Boarding on our flight back from Sydney to New Zealand after a long flight from Denpasar to Sydney, we were quite surprised as we thought we were taking the wrong flight. When as soon as we got on the plane, we could hear and see an ocean of people were chatting in Chinese loudly with bursts of laughter and happy faces sitting at most of the seats. And then there were language barrier between them and the flight attendants--some of them did not even care where they're going to sit that the security had to ask them to sit at their own seats mentioned on their boarding cards, and checked everyone up several times and made sure there were nobody left behind. It was so funny and we were slightly late because of it. The flight attendants were so patient though that they could be bridging the difficulties to a better understanding of mutual needs. Anyway, it was just an amusing flight back home.
This is the hotel we stayed in for 4 weeks in Ubud, Bali. It is called Gayatri Bungalows, situated in the heart of Ubud. The location is slightly hidden and laid amongst paddy fields. It is provided free Wi Fi, although it does not reach where we stayed at our third floor room. They said they're going to fix the signal to reach the highest place, but it did not happen until we had our last day there. The hotel has a large swimming pool which is divided to two parts, a deeper one for adults and a shallow part for children. The surroundings is green and fairly quiet. The price is reasonable cheap for a spacious hotel room, although it is not well-equipped like business hotels in Jakarta or Auckland. However, hotels in Ubud, I supposed, are designed for leisures and hideouts. We quite like it there.
Our holiday went smoothly, although I had to be suffered from lungs infections and slowly recovered in three weeks. I could only enjoy my time when the cough was shut up and the flame was dry, just in the end of our trip. However, I managed to take the kids to a local children arts and music centre, to learn Balinese gamelan, dance, and fruit carving.
The art and music centre is called Pondok Pekak. It is situated near a football field, between Tutmak and DeliCat. If you happen to take a trip to Jalan Dewi Sita, Ubud and intend to take your children there, you can find it easily as they put a billboard on the pathway near the back entrance of Tutmak Espresso Cafe.

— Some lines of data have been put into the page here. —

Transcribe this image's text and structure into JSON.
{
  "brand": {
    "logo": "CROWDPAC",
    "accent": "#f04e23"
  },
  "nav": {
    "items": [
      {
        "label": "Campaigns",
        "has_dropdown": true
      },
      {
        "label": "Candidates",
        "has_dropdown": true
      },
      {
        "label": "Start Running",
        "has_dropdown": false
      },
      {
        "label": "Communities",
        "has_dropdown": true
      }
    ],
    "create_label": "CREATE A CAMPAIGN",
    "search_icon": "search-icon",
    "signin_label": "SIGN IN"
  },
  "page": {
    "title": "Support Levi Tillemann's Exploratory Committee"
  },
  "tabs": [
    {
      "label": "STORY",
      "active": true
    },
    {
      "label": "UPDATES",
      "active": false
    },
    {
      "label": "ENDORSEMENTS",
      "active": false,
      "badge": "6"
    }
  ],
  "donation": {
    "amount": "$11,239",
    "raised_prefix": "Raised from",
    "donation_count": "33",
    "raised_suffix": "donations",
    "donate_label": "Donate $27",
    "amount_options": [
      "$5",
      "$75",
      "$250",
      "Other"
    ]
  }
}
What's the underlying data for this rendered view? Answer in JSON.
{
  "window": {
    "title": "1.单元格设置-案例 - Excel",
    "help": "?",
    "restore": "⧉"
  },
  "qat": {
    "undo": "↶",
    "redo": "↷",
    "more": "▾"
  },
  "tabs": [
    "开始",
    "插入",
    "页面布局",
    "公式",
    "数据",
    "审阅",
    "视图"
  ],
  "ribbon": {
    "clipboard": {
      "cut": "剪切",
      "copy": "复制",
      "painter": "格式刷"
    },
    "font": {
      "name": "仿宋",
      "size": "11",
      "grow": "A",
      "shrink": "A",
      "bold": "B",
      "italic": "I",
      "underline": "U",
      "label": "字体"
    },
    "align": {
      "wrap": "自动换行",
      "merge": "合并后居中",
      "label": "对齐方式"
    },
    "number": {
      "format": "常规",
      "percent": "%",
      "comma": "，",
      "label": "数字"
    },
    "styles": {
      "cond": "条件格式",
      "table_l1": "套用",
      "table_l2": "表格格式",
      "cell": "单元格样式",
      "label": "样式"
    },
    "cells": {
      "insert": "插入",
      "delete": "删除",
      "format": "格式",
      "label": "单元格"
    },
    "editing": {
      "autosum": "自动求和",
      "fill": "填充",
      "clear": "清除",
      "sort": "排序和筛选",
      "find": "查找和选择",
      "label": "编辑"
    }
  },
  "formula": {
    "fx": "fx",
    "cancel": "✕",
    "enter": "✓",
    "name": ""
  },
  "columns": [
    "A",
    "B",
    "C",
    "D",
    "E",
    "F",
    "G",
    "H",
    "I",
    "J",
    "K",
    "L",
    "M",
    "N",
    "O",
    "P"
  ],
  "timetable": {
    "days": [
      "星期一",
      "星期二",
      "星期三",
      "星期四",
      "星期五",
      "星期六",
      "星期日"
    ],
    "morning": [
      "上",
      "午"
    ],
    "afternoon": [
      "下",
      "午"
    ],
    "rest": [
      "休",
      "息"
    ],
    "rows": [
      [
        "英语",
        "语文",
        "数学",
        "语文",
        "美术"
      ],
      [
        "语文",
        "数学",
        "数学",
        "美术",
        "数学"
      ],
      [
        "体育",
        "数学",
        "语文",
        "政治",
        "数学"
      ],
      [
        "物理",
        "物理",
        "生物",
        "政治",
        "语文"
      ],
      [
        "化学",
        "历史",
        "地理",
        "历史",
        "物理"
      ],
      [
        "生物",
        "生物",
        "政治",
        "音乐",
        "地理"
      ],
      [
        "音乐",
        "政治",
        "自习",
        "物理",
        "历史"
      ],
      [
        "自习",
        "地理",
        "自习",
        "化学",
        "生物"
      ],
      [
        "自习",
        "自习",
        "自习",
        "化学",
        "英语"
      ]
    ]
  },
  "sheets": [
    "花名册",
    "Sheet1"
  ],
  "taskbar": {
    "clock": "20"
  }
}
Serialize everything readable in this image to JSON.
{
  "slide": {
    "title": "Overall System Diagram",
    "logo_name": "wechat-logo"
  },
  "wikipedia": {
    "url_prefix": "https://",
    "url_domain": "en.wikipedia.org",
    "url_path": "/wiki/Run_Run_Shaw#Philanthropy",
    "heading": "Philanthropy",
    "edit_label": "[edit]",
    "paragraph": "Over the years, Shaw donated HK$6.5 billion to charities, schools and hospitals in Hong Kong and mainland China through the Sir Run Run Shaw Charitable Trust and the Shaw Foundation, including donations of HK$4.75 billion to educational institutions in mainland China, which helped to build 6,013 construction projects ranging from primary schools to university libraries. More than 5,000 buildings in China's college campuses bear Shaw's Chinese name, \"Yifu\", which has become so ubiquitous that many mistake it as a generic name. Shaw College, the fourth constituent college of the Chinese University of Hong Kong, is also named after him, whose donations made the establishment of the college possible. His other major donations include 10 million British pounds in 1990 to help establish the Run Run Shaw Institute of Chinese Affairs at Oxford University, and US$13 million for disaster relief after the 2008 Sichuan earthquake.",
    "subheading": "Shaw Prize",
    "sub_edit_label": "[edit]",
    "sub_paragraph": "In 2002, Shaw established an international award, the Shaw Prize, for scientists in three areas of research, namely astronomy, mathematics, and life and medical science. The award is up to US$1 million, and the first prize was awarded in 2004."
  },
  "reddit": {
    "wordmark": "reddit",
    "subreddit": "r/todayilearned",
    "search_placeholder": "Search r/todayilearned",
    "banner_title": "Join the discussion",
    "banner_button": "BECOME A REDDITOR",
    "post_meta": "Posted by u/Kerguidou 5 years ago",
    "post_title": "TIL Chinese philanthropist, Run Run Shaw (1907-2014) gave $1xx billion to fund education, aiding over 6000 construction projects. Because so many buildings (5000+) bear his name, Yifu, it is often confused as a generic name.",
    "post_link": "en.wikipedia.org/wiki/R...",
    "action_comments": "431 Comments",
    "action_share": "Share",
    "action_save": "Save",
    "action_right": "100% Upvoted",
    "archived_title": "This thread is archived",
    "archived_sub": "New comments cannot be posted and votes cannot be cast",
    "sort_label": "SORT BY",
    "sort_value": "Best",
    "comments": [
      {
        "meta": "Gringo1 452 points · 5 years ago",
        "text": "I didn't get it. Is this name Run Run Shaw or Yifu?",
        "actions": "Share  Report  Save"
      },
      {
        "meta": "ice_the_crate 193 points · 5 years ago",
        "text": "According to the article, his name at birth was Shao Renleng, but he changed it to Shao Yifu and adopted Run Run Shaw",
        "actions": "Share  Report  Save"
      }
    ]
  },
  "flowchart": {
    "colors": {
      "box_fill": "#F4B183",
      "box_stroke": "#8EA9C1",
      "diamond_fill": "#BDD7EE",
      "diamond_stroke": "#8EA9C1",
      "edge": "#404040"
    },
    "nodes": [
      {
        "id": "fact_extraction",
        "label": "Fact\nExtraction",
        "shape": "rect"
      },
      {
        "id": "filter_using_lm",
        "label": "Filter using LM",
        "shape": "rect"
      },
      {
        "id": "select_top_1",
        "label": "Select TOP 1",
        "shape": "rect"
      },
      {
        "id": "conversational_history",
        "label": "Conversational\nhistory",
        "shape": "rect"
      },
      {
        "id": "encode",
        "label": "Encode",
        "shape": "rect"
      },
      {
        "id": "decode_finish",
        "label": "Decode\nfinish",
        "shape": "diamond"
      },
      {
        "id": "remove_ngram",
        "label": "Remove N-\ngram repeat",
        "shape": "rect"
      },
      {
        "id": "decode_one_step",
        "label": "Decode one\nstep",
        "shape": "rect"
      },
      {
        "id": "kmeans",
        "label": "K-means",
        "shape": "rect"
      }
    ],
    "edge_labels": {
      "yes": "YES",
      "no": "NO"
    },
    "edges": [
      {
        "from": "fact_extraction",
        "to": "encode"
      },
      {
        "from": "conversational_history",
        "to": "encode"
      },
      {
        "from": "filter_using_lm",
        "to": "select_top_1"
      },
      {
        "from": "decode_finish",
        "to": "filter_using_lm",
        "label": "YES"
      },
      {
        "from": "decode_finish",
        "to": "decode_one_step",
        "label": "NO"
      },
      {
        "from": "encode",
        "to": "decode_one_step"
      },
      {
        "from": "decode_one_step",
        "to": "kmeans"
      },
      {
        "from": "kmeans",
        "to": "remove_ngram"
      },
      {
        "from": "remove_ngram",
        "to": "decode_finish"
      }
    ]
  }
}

They've been learning various of Balinese gamelan instruments, basic Balinese musical notes and dance movements, every day for two weeks. We could see that Ben is developing much interest and talent in Balinese Melody gamelan, although he had tried out to play Balinese Jegog (Bamboo gamelan) and drum. We were so pleased that Ben himself said that he really enjoyed that particular instrument although he also liked learning Baris Warrior dance. I could see him myself hammering those notes on the stage as it is his personal interest and his best enjoyment of traditional music, with head bopping up and down, following the rhythm. He is not really a person who loves being on the highlight, so his choice of playing instrument fits his character much. Best thing he enjoys doing so far.
Sarah, on the other hand, was a bit of a character. She loves performance and loves dressing up. She took dance class nearly every day for two weeks, interchanging with her other developing interest of fruit decoration, learning drum and jegog. She loves dancing the best. She has to work hard on that if she really wants to perform well, and I can say she has a heart on it, so I assume she'll do better in months rather than days. She was also good at fruit decoration and seemed not afraid of knives. She is fearless, that girl. She did well on fruit decoration class and went home with a group of carved and decorated vegetables.
And yes, we watched various Balinese traditional dances after dinner, several times a week. It is a nice way for the kids to learn and watch what they learn at the dance class, to see how the dancers actually perform what they've learned.
Same dances are performed by different art and music groups, therefore, there are various movements, newly invented or repeated, never get us bored, though. Sarah took much attention on the costumes while Ben was taking in the rhythm of Balinese gamelan.
There are some dances we just newly watched, combined in one package, such as this Satya Brasta Dance, performed by Chandra Wirabhuana, live on Lotus Pond or Saraswati Temple/Ubud Water Palace.
This dance is extracted from Mahabhrata story, an Indonesian Hindu epic of a battle between the kingdoms of Kurawa and Pandawa, two groups of siblings in the ancient world. One of the character who took a big role on the story is called Karna, a chief of commander in Kurawa family who was a great warrior and took a life of Gatotkaca on the side of Pandawa Kingdom. Karna has a deadly weapon which fears most of his enemies, which is called Konta, a magic arrow that kills Gatotkaca in Mahabhrata war.
We also watched dances, performed by Ben and Sarah's art and music teachers of Pondok Pekak where they learned musical instruments and dances. They looked so proud of their teachers and watched every movement without blinking!
Ubud is the village we'll come back for more in years to come. We love it there. Come to Ubud if you happen to be traveling in the Southeast Asia, especially when your children would love to experience different artistic worlds.